  8. Habowski, S. M., Sandrock, J. E., Kedia, A. W., & Ziegenfuss, T. N. (2014). The effects of TeacrineTM, a nature-identical purine alkaloid, on subjective measures of cognitive function, psychometric and hemodynamic indices in healthy humans: a randomized, double-blinded crossover pilot trial. Journal of the International Society of Sports Nutrition, 11(S1), P49.
  9. National Center for Biotechnology Information. PubChem Compound Database; CID=60961,
  10. “Adenosine.” | Science, Health and Medical Journals, Full Text Articles and Books,
  11. Jacobson, K. A., & Gao, Z.-G. (2009). Adenosine. In L. R. B. T.-E. of N. Squire (Ed.) (pp. 83–95). Oxford: Academic Press.

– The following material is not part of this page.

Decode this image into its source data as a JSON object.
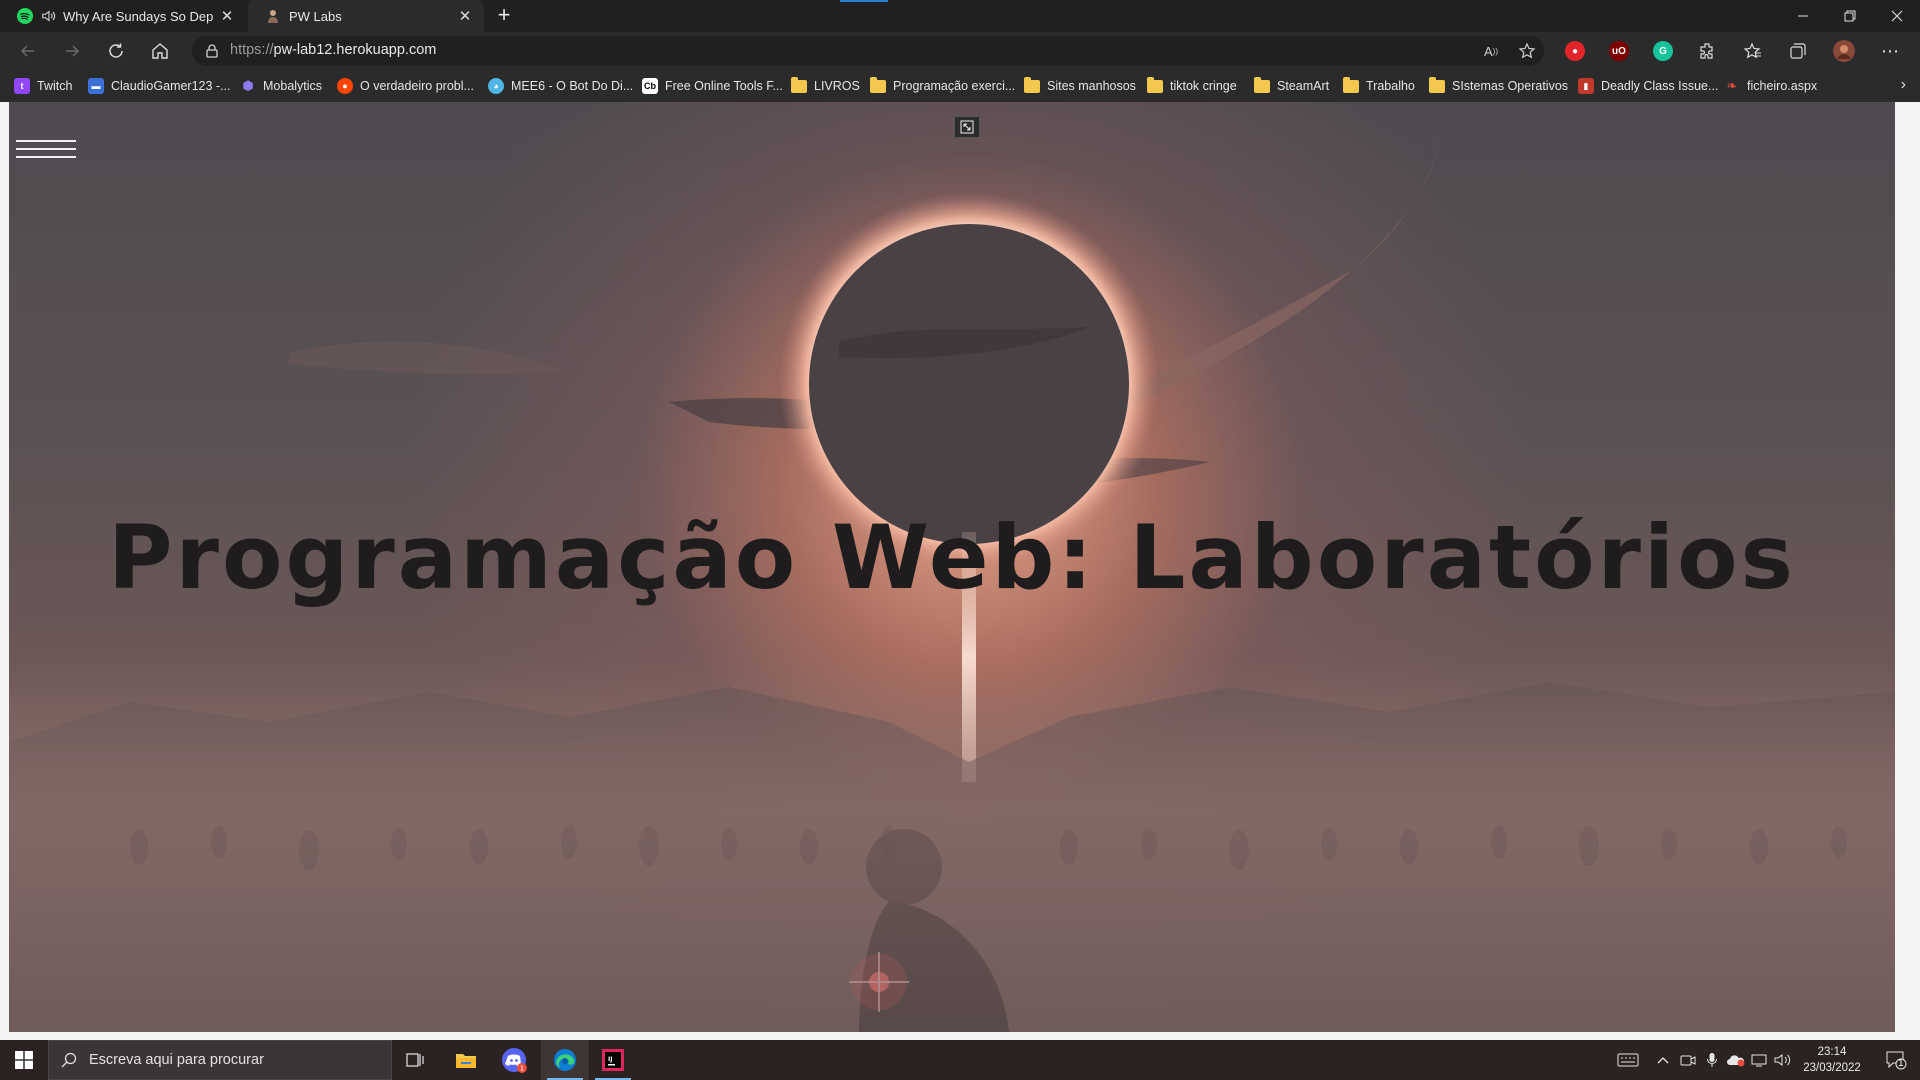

  12. Sperlágh B, Vizi ES. The role of extracellular adenosine in chemical neurotransmission in the hippocampus and Basal Ganglia: pharmacological and clinical aspects. Curr Top Med Chem. 2011;11(8):1034-46.
  13. Magkos F, Kavouras SA. Caffeine use in sports, pharmacokinetics in man, and cellular mechanisms of action. Crit Rev Food Sci Nutr. 2005;45(7-8):535-562. doi:10.1080/1040-830491379245.
  14. Smeland, O. B., Meisingset, T. W., Borges, K., & Sonnewald, U. (2012). Chronic acetyl-L-carnitine alters brain energy metabolism and increases noradrenaline and serotonin content in healthy mice. Neurochemistry International, 61(1), 100–107.
  15. Brennan BP, Jensen JE, Hudson JI, et al. A placebo-controlled trial of acetyl-L-carnitine and α-lipoic acid in the treatment of bipolar depression. J Clin Psychopharmacol. 2013;33(5):627–635. doi:10.1097/JCP.0b013e31829a83f5
  16. White H.L., Scates P.W. “Acetyl-L-carnitine as a precursor of acetylcholine.” Neurochemical Research 1990 Jun;15(6):597-601.